    Last night’s debate was a frightening spectacle for Americans concerned about the right to bear arms, the right to be free of unreasonable searches, or the right to due process.

    Mr. Trump insisted last night that only “bad people” would risk having their guns taken or being harassed under a nationwide enactment of the program, but the numbers tell a different tale. Under stop and frisk, New Yorkers were stopped hundreds of thousands of times each year. Before the program was reformed in 2013, between 85% and 90% of those hundreds of thousands of stops uncovered no wrongdoing at all. In other words, the vast majority of people who were detained and searched by the government were not “bad people,” they were innocent New Yorkers going about their day. 

    Innocent gun owners should not have to fear random, suspicionless searches when they walk down the street. In addition to the constitutional violation, the potential for unjustified interactions to needlessly escalate into violence should be on everyone’s mind as we continue to grapple with the role of police in society.

    Mr. Trump also played loose with the crime data regarding the efficacy of the program. As the NYPD itself points out, the decline in crime Mr. Trump attributed to stop and frisk actually began before the program was implemented, and continued after the program ended.

    Neither suspicion-free searches of citizens nor process-free no-gun lists are viable solutions to what Sec. Clinton referred to as the “gun epidemic” in America, and both policies promise to violate the rights of thousands of innocent Americans.

    In short, last night’s debate was a frightening spectacle for Americans concerned about the right to bear arms, the right to be free of unreasonable searches, or the right to due process.

    Reprinted from Cato.

    Adam Bates

    Adam Bates

    Adam Bates is a policy analyst with Cato’s Project on Criminal Justice. His research interests include constitutional law, the War on Drugs, the War on Terror, police militarization, and overcriminalization.

    Bates received a BA in Political Science from the University of Miami, where he also walked onto the Miami Hurricanes football team, and both an M.A. in Middle Eastern Studies and a J.D. from the University of Michigan. He is a member of the Oklahoma bar.

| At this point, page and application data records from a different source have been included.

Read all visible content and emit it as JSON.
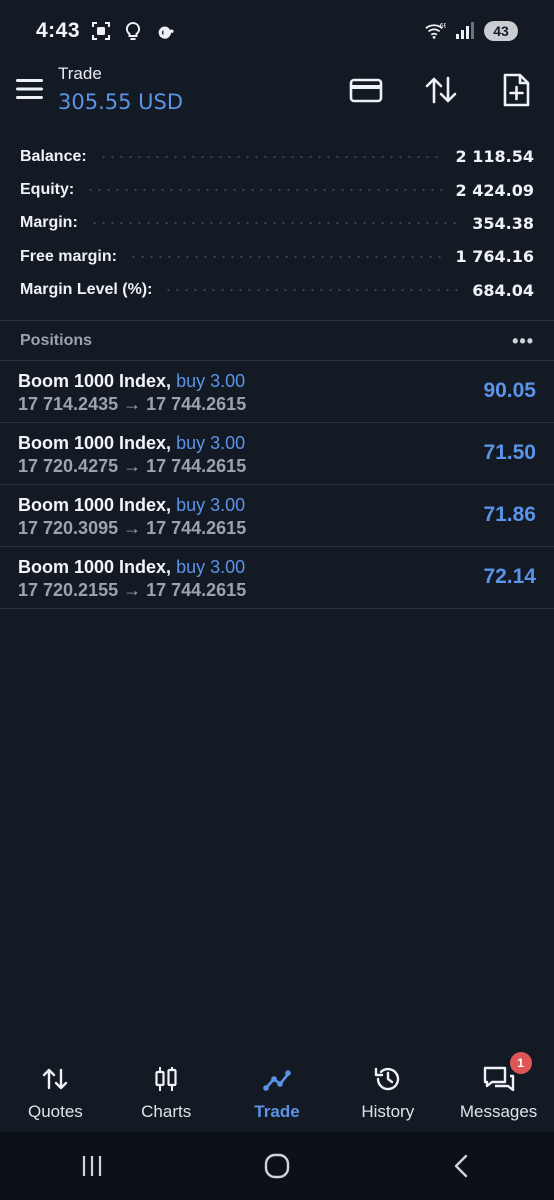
{
  "status_bar": {
    "time": "4:43",
    "network": "6E",
    "battery": "43",
    "icons": [
      "screenshot-icon",
      "bulb-icon",
      "google-icon",
      "wifi-icon",
      "signal-icon"
    ]
  },
  "header": {
    "title": "Trade",
    "balance": "305.55 USD",
    "icons": [
      "menu-icon",
      "card-icon",
      "sort-icon",
      "new-order-icon"
    ]
  },
  "summary": [
    {
      "label": "Balance:",
      "value": "2 118.54"
    },
    {
      "label": "Equity:",
      "value": "2 424.09"
    },
    {
      "label": "Margin:",
      "value": "354.38"
    },
    {
      "label": "Free margin:",
      "value": "1 764.16"
    },
    {
      "label": "Margin Level (%):",
      "value": "684.04"
    }
  ],
  "positions": {
    "header": "Positions",
    "more": "•••",
    "items": [
      {
        "symbol": "Boom 1000 Index,",
        "side": "buy 3.00",
        "prices": "17 714.2435 → 17 744.2615",
        "profit": "90.05"
      },
      {
        "symbol": "Boom 1000 Index,",
        "side": "buy 3.00",
        "prices": "17 720.4275 → 17 744.2615",
        "profit": "71.50"
      },
      {
        "symbol": "Boom 1000 Index,",
        "side": "buy 3.00",
        "prices": "17 720.3095 → 17 744.2615",
        "profit": "71.86"
      },
      {
        "symbol": "Boom 1000 Index,",
        "side": "buy 3.00",
        "prices": "17 720.2155 → 17 744.2615",
        "profit": "72.14"
      }
    ]
  },
  "bottom_nav": [
    {
      "label": "Quotes",
      "icon": "quotes-icon",
      "active": false
    },
    {
      "label": "Charts",
      "icon": "candles-icon",
      "active": false
    },
    {
      "label": "Trade",
      "icon": "trade-icon",
      "active": true
    },
    {
      "label": "History",
      "icon": "history-icon",
      "active": false
    },
    {
      "label": "Messages",
      "icon": "messages-icon",
      "active": false,
      "badge": "1"
    }
  ],
  "colors": {
    "background": "#141a24",
    "accent": "#5b93e8",
    "muted": "#9aa3b0",
    "badge": "#e05656"
  }
}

    This article was originally published on FEE.org. Read the original article.